Not only will you pay 15% tax on the dividend at tax time in April, by law, you "should" be making an estimated tax payment to the IRS for the quarter you receive the capital gains distribution, which is taxed at your nominal income tax rate (say 28% to be safe). From what I've read, this mid-year distribution is both short term and long term cap gains (not a dividend payment), so it's all taxable at 28%.
You can offset the capital gains by selling this fund or anything else you own for an equal loss, as long as you've owned it for more than 30 days. You still have to pay 15% on any dividends though, they are treated differently than cap gains/losses.
So you take the cash and try to time the market? If you're comfortable with that strategy, good for you, but I'd rather DRIP my divvies because the new pps will be much lower, pretty close to the ex-div date drop in the NAV, at least in most cases.

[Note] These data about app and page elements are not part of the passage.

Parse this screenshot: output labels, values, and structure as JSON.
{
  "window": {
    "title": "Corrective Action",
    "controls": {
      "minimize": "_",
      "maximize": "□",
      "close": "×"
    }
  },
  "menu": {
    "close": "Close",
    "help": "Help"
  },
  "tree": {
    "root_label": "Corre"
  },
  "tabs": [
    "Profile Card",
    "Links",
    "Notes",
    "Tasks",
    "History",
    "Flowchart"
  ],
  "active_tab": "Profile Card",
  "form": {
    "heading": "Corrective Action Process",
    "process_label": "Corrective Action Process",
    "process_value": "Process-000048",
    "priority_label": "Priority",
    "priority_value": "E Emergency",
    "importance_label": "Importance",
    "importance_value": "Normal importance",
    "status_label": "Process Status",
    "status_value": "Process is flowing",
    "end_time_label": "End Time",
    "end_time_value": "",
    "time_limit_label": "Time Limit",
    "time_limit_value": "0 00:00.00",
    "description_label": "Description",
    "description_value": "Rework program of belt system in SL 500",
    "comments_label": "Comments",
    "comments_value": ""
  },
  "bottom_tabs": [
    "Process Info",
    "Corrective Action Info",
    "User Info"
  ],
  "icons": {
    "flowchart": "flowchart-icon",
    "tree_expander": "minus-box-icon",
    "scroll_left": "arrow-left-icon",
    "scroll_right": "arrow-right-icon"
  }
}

Kind of an automatic dollar cost averaging strategy, and it doesn't require the risks and homework that your method does. But if you do better your way, I'm happy for you! One thing superior with your tactics over mine is that you can decide how much cash to put into each ETF based on the current economic outlook and short term performance for each individual fund, you have much more flexibility.